Problem — For the entries that follow, give the number of lines holding the string "Integrated" and nothing more.

Website and app data records —

**********

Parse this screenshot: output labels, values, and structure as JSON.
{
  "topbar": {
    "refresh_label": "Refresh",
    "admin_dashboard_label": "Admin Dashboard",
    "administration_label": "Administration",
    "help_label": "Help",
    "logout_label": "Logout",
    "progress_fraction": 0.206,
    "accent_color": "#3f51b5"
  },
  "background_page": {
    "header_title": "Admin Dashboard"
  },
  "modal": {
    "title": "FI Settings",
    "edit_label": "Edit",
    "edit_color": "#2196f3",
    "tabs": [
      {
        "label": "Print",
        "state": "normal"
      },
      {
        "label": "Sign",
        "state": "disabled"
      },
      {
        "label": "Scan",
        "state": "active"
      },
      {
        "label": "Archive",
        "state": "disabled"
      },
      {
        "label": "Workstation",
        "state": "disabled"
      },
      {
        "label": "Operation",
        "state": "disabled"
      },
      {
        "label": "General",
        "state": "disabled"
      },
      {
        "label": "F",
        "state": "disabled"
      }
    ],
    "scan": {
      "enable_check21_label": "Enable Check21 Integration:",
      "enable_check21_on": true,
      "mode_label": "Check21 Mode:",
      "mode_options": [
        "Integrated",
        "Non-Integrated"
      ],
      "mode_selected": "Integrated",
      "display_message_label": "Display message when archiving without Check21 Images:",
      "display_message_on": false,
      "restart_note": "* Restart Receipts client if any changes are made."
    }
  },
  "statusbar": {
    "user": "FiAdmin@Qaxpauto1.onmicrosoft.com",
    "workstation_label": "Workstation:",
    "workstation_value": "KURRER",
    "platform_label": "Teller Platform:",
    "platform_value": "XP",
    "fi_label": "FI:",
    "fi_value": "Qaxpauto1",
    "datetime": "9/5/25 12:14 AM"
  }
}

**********

Result — 3